Xan Stranges, a freshman and fellow scout, said she was helping because she believes the project is “really important,” and she also plans to pursue an Eagle Scout badge and hopes her project is helpful to the environment like the pocket forest.

Local students and scouts stand on top of and next to a pile of dirt excavated from a site that will become a pocket forest next month. The project was run by Life Scout and Hayes High School Junior Amelia Stranges who said she wanted to increase local biodiversity and enrich the soil. From Left to Right: Liam Stewart, Brady Stewart, Alexandra Stranges, Amelia Stranges, Mae Clark, Rowan Hering, Olivia O’Rourke, Chloe Stewart
https://www.delgazette.com/wp-content/uploads/sites/40/2022/03/web1_DSC_1247.jpgLocal students and scouts stand on top of and next to a pile of dirt excavated from a site that will become a pocket forest next month. The project was run by Life Scout and Hayes High School Junior Amelia Stranges who said she wanted to increase local biodiversity and enrich the soil. From Left to Right: Liam Stewart, Brady Stewart, Alexandra Stranges, Amelia Stranges, Mae Clark, Rowan Hering, Olivia O’Rourke, Chloe Stewart

Amelia Stranges (left) and her fellow volunteers work on the soil Monday morning outside Hayes High School.
https://www.delgazette.com/wp-content/uploads/sites/40/2022/03/web1_DSC_1253.jpgAmelia Stranges (left) and her fellow volunteers work on the soil Monday morning outside Hayes High School.

By Glenn Battishill

[email protected]

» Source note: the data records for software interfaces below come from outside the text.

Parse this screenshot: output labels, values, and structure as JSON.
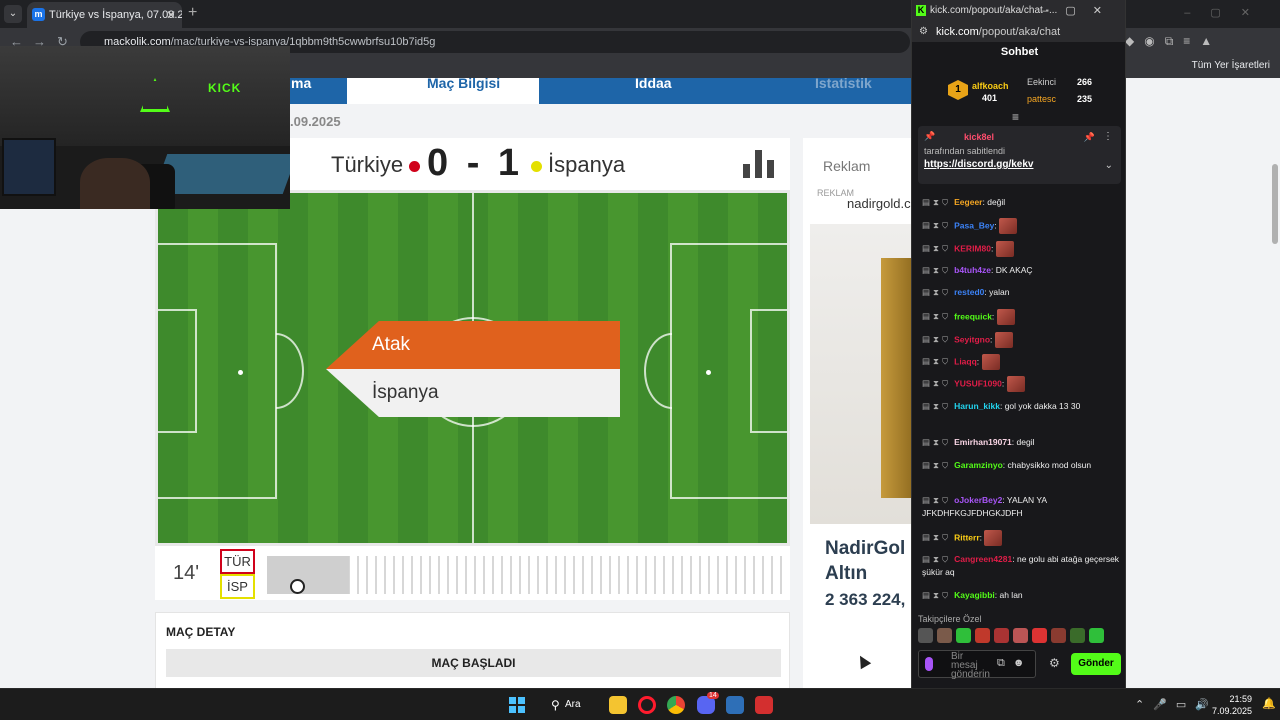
{
  "browser": {
    "tab_title": "Türkiye vs İspanya, 07.09.2025, ...",
    "url_domain": "mackolik.com",
    "url_path": "/mac/turkiye-vs-ispanya/1qbbm9th5cwwbrfsu10b7id5g",
    "bookmarks_all": "Tüm Yer İşaretleri"
  },
  "page": {
    "nav_partial_left": "ma",
    "nav_active": "Maç Bilgisi",
    "nav_iddaa": "İddaa",
    "nav_stats": "İstatistik",
    "date_fragment": ".09.2025",
    "home_team": "Türkiye",
    "away_team": "İspanya",
    "home_score": "0",
    "away_score": "1",
    "home_color": "#d0021b",
    "away_color": "#e4e000",
    "event_label": "Atak",
    "event_team": "İspanya",
    "minute": "14'",
    "home_abbr": "TÜR",
    "away_abbr": "İSP",
    "detail_title": "MAÇ DETAY",
    "detail_status": "MAÇ BAŞLADI"
  },
  "ad": {
    "title": "Reklam",
    "small": "REKLAM",
    "brand": "nadirgold.c",
    "name_line1": "NadirGol",
    "name_line2": "Altın",
    "price": "2 363 224,"
  },
  "webcam": {
    "sign": "KICK"
  },
  "chat_window": {
    "title": "kick.com/popout/aka/chat -...",
    "url_domain": "kick.com",
    "url_path": "/popout/aka/chat",
    "header": "Sohbet",
    "leaderboard": {
      "first_user": "alfkoach",
      "first_count": "401",
      "first_rank": "1",
      "second_user": "Eekinci",
      "second_count": "266",
      "third_user": "pattesc",
      "third_count": "235"
    },
    "pinned": {
      "user": "kick8el",
      "subtitle": "tarafından sabitlendi",
      "link": "https://discord.gg/kekv"
    },
    "messages": [
      {
        "user": "Eegeer",
        "color": "#f5a623",
        "text": "değil",
        "emote": false
      },
      {
        "user": "Pasa_Bey",
        "color": "#3b82f6",
        "text": "",
        "emote": true
      },
      {
        "user": "KERIM80",
        "color": "#e11d48",
        "text": "",
        "emote": true
      },
      {
        "user": "b4tuh4ze",
        "color": "#a855f7",
        "text": "DK AKAÇ",
        "emote": false
      },
      {
        "user": "rested0",
        "color": "#3b82f6",
        "text": "yalan",
        "emote": false
      },
      {
        "user": "freequick",
        "color": "#53fc18",
        "text": "",
        "emote": true
      },
      {
        "user": "Seyitgno",
        "color": "#e11d48",
        "text": "",
        "emote": true
      },
      {
        "user": "Liaqq",
        "color": "#e11d48",
        "text": "",
        "emote": true
      },
      {
        "user": "YUSUF1090",
        "color": "#e11d48",
        "text": "",
        "emote": true
      },
      {
        "user": "Harun_kikk",
        "color": "#22d3ee",
        "text": "gol yok dakka 13 30",
        "emote": false
      },
      {
        "user": "Emirhan19071",
        "color": "#f9d5e5",
        "text": "degil",
        "emote": false
      },
      {
        "user": "Garamzinyo",
        "color": "#53fc18",
        "text": "chabysikko mod olsun",
        "emote": false
      },
      {
        "user": "oJokerBey2",
        "color": "#a855f7",
        "text": "YALAN YA JFKDHFKGJFDHGKJDFH",
        "emote": false
      },
      {
        "user": "Ritterr",
        "color": "#facc15",
        "text": "",
        "emote": true
      },
      {
        "user": "Cangreen4281",
        "color": "#e11d48",
        "text": "ne golu abi atağa geçersek şükür aq",
        "emote": false
      },
      {
        "user": "Kayagibbi",
        "color": "#53fc18",
        "text": "ah lan",
        "emote": false
      }
    ],
    "followers_label": "Takipçilere Özel",
    "input_placeholder": "Bir mesaj gönderin",
    "send_label": "Gönder",
    "accent": "#53fc18"
  },
  "taskbar": {
    "search_label": "Ara",
    "time": "21:59",
    "date": "7.09.2025",
    "discord_badge": "14"
  }
}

Glenn Battishill can be reached at 740-413-0903 or on Twitter @BattishillDG.

Glenn Battishill can be reached at 740-413-0903 or on Twitter @BattishillDG.